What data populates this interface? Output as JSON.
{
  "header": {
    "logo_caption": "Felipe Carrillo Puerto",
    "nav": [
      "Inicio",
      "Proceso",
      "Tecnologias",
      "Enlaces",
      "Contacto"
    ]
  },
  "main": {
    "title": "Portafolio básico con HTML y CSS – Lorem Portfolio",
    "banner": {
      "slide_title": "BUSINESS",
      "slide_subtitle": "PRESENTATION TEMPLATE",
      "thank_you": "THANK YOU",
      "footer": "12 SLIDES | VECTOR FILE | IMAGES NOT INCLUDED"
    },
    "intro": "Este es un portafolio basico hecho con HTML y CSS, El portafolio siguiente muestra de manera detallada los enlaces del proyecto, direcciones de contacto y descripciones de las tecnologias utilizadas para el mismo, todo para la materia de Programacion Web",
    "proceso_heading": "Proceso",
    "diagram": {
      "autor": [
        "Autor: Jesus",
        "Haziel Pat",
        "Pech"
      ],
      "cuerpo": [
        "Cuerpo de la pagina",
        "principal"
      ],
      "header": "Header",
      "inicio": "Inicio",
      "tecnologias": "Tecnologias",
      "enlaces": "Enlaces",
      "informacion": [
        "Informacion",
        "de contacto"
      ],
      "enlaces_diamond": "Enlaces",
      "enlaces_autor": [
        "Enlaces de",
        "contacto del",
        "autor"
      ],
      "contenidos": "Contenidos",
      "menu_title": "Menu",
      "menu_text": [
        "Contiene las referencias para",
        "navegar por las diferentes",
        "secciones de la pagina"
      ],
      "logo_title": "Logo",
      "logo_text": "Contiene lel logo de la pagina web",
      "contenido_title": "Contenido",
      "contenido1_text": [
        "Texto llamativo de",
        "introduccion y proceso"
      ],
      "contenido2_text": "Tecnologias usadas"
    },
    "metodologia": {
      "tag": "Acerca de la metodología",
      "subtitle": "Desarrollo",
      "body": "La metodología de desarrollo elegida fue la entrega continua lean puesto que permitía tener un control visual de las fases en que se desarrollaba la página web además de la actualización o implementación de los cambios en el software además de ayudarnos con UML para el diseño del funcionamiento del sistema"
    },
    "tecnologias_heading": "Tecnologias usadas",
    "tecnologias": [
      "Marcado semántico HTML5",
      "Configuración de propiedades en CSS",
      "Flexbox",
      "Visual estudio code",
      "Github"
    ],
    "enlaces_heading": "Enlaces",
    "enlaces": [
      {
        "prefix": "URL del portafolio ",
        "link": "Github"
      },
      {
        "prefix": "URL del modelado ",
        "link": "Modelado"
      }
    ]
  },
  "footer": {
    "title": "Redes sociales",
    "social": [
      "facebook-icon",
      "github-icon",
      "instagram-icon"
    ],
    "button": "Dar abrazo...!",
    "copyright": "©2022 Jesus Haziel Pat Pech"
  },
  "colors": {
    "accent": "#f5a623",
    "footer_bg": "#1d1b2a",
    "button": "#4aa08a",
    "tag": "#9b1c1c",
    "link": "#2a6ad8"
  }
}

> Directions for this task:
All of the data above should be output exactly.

> Task answer:
What data populates this interface? Output as JSON.
{
  "header": {
    "logo_caption": "Felipe Carrillo Puerto",
    "nav": [
      "Inicio",
      "Proceso",
      "Tecnologias",
      "Enlaces",
      "Contacto"
    ]
  },
  "main": {
    "title": "Portafolio básico con HTML y CSS – Lorem Portfolio",
    "banner": {
      "slide_title": "BUSINESS",
      "slide_subtitle": "PRESENTATION TEMPLATE",
      "thank_you": "THANK YOU",
      "footer": "12 SLIDES | VECTOR FILE | IMAGES NOT INCLUDED"
    },
    "intro": "Este es un portafolio basico hecho con HTML y CSS, El portafolio siguiente muestra de manera detallada los enlaces del proyecto, direcciones de contacto y descripciones de las tecnologias utilizadas para el mismo, todo para la materia de Programacion Web",
    "proceso_heading": "Proceso",
    "diagram": {
      "autor": [
        "Autor: Jesus",
        "Haziel Pat",
        "Pech"
      ],
      "cuerpo": [
        "Cuerpo de la pagina",
        "principal"
      ],
      "header": "Header",
      "inicio": "Inicio",
      "tecnologias": "Tecnologias",
      "enlaces": "Enlaces",
      "informacion": [
        "Informacion",
        "de contacto"
      ],
      "enlaces_diamond": "Enlaces",
      "enlaces_autor": [
        "Enlaces de",
        "contacto del",
        "autor"
      ],
      "contenidos": "Contenidos",
      "menu_title": "Menu",
      "menu_text": [
        "Contiene las referencias para",
        "navegar por las diferentes",
        "secciones de la pagina"
      ],
      "logo_title": "Logo",
      "logo_text": "Contiene lel logo de la pagina web",
      "contenido_title": "Contenido",
      "contenido1_text": [
        "Texto llamativo de",
        "introduccion y proceso"
      ],
      "contenido2_text": "Tecnologias usadas"
    },
    "metodologia": {
      "tag": "Acerca de la metodología",
      "subtitle": "Desarrollo",
      "body": "La metodología de desarrollo elegida fue la entrega continua lean puesto que permitía tener un control visual de las fases en que se desarrollaba la página web además de la actualización o implementación de los cambios en el software además de ayudarnos con UML para el diseño del funcionamiento del sistema"
    },
    "tecnologias_heading": "Tecnologias usadas",
    "tecnologias": [
      "Marcado semántico HTML5",
      "Configuración de propiedades en CSS",
      "Flexbox",
      "Visual estudio code",
      "Github"
    ],
    "enlaces_heading": "Enlaces",
    "enlaces": [
      {
        "prefix": "URL del portafolio ",
        "link": "Github"
      },
      {
        "prefix": "URL del modelado ",
        "link": "Modelado"
      }
    ]
  },
  "footer": {
    "title": "Redes sociales",
    "social": [
      "facebook-icon",
      "github-icon",
      "instagram-icon"
    ],
    "button": "Dar abrazo...!",
    "copyright": "©2022 Jesus Haziel Pat Pech"
  },
  "colors": {
    "accent": "#f5a623",
    "footer_bg": "#1d1b2a",
    "button": "#4aa08a",
    "tag": "#9b1c1c",
    "link": "#2a6ad8"
  }
}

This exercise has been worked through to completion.